Almost all teachers believe technology in the classroom enhances student learning, but far fewer are able to incorporate it as much as they’d like. That’s not speculation: a PBS national survey several years ago revealed that of the 91 percent of educators with access to computers in the classroom, “only one-in-five (22%) say they have the right level of technology.” More than half cited budgetary limitations as the greatest barrier to implementing technology in their classrooms—a sentiment echoed to this day in the 2018 Kahoot EdTrends Report, which also found that lack of funding for EdTech topped the list.

Challenges in low-income communities

The numbers are high enough on average, but teachers in low-income communities are even more likely to refer to budgets as an obstacle, at 70 percent. Schools in these communities also tend to have less support from parents and school boards to provide classroom tools, exacerbating the problem further: 14 percent of teachers report support from parents, and 21 percent from school boards. The comparative figure in affluent communities is 38 percent from each.

The difference is striking, and the implications are not to be lost in the statistics. According to Kahoot, “data-driven instruction and intervention” is by far the most identifiable trend in EdTech, followed by “tools that promote creativity in learning.” Educational technologies that support these pillars help teachers adjust lessons to suit students’ needs and design courses that prepare them for a technology-driven life beyond the classroom. Schools that can’t invest in such resources must work with what they have while others can advance more quickly.

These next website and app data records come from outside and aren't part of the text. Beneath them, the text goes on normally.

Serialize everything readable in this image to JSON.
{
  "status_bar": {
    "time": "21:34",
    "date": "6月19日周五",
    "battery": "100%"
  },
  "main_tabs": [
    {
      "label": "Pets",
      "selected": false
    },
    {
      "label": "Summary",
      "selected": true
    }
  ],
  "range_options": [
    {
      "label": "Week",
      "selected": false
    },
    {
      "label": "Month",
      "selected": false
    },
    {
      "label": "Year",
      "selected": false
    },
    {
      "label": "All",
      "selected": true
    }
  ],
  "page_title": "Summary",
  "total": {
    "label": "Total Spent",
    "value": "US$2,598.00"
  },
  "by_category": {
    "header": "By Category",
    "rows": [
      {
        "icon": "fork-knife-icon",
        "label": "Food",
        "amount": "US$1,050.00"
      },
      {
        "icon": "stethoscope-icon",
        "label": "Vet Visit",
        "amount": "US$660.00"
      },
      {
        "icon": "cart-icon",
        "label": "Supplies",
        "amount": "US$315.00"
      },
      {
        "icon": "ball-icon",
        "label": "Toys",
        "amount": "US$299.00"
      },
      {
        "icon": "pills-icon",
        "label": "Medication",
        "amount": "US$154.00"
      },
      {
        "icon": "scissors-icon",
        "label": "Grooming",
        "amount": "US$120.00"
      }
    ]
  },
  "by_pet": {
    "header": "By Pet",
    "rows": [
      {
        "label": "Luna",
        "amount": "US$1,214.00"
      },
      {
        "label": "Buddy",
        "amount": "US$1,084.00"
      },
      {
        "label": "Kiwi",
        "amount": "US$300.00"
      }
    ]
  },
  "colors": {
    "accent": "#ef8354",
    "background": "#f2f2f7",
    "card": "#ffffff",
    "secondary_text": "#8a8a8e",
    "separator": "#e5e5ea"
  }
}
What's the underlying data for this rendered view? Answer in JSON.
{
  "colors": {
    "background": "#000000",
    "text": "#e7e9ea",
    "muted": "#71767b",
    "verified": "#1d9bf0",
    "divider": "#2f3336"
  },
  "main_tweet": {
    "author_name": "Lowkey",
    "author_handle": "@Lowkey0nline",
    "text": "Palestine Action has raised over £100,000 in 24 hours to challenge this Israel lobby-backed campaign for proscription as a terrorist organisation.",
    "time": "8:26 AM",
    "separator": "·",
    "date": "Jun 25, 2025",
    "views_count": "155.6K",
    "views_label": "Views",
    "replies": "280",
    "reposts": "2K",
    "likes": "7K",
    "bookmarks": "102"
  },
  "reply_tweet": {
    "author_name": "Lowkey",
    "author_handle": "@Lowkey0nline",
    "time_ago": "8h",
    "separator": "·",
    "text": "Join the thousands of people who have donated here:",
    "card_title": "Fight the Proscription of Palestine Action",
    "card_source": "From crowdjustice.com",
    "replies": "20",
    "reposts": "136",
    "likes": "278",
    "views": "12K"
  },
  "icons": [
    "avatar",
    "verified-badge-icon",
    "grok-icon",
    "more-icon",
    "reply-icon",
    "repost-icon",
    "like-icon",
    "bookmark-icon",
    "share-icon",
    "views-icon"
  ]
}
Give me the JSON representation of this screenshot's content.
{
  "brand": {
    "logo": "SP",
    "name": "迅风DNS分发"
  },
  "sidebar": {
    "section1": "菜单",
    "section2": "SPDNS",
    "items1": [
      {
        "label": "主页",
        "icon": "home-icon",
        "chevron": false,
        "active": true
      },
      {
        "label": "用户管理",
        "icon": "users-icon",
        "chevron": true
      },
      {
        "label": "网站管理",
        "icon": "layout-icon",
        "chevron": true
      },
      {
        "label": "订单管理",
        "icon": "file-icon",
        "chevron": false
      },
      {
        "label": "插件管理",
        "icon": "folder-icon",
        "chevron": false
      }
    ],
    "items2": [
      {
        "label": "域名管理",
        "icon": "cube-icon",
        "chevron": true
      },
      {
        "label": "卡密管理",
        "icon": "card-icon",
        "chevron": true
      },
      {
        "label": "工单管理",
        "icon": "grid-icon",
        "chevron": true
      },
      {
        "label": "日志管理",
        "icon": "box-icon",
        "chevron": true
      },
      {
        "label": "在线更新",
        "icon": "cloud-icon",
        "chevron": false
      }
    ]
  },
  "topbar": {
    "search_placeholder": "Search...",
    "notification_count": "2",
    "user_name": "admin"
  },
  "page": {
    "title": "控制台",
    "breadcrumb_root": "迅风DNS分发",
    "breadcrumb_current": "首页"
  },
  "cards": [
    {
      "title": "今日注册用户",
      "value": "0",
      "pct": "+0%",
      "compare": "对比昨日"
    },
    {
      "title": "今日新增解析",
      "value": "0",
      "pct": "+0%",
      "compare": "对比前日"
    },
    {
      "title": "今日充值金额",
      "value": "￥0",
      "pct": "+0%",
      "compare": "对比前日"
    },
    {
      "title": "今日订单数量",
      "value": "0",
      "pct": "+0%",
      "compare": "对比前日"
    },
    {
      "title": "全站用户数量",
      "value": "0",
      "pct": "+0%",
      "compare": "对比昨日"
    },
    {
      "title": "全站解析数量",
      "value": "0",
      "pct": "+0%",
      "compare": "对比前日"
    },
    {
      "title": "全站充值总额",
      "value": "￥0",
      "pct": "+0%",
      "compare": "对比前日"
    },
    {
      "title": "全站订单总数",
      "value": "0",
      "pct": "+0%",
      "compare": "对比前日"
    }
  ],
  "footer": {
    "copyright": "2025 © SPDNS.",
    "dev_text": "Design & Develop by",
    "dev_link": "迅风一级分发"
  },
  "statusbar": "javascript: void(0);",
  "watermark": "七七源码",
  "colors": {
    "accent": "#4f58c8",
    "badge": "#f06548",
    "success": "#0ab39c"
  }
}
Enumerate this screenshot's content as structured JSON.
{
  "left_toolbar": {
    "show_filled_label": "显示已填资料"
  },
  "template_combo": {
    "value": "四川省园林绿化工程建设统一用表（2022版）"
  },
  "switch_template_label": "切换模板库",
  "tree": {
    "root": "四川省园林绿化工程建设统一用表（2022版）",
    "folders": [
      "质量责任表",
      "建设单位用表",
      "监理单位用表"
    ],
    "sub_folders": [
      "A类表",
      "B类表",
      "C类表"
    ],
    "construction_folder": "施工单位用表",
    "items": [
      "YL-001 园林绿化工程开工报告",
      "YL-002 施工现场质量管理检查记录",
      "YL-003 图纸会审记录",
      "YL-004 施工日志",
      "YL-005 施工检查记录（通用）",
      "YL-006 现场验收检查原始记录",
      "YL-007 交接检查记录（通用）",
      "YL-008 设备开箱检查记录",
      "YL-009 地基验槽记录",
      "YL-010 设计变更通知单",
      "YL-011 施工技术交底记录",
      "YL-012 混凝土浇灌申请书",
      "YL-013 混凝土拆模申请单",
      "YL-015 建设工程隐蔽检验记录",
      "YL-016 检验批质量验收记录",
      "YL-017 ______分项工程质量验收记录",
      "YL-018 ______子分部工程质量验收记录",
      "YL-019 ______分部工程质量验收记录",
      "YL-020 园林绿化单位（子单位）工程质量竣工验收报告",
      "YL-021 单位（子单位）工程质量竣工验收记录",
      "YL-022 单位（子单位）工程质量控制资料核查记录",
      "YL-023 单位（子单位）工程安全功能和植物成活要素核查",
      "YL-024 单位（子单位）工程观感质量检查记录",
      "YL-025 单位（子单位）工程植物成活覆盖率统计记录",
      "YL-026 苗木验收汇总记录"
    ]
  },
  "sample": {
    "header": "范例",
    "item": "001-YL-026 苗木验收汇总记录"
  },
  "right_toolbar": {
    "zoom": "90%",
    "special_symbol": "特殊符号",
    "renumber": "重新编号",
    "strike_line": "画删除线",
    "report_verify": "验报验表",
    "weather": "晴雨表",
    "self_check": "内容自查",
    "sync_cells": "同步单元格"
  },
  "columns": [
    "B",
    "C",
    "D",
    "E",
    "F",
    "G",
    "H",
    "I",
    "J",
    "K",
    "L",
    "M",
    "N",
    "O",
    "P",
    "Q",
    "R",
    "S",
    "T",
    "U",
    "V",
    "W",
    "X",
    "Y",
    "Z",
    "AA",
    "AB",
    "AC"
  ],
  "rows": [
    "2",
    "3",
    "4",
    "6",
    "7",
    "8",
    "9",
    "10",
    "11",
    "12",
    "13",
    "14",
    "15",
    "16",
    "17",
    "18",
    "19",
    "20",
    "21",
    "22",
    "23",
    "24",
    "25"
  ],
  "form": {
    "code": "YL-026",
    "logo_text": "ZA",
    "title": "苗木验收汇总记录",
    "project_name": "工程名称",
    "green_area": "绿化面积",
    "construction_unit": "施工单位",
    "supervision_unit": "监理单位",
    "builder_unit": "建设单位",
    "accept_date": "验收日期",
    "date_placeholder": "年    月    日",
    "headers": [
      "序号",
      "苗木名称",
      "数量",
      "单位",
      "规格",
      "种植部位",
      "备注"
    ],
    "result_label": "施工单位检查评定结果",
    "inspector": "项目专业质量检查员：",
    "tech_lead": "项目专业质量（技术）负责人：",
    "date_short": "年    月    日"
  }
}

Other considerations

This is not to suggest that schools without the latest educational technologies are doomed. In fact, the second-biggest challenge to implementing EdTech was found to be lack of training. If every school were suddenly thrown into the deep end, the lifeguards would need to be ready. Still, teachers recognize the potential that these tools have. According to Rob Lippincott, senior vice president of PBS Education, “We’ve seen broadening adoption and deeper integration of digital media […] with teachers enthusiastic about the power of new technologies to foster learning.”

No matter the budget, teachers see technology as a must-have feature of today’s classroom.

 

 

 

Image via Pixabay.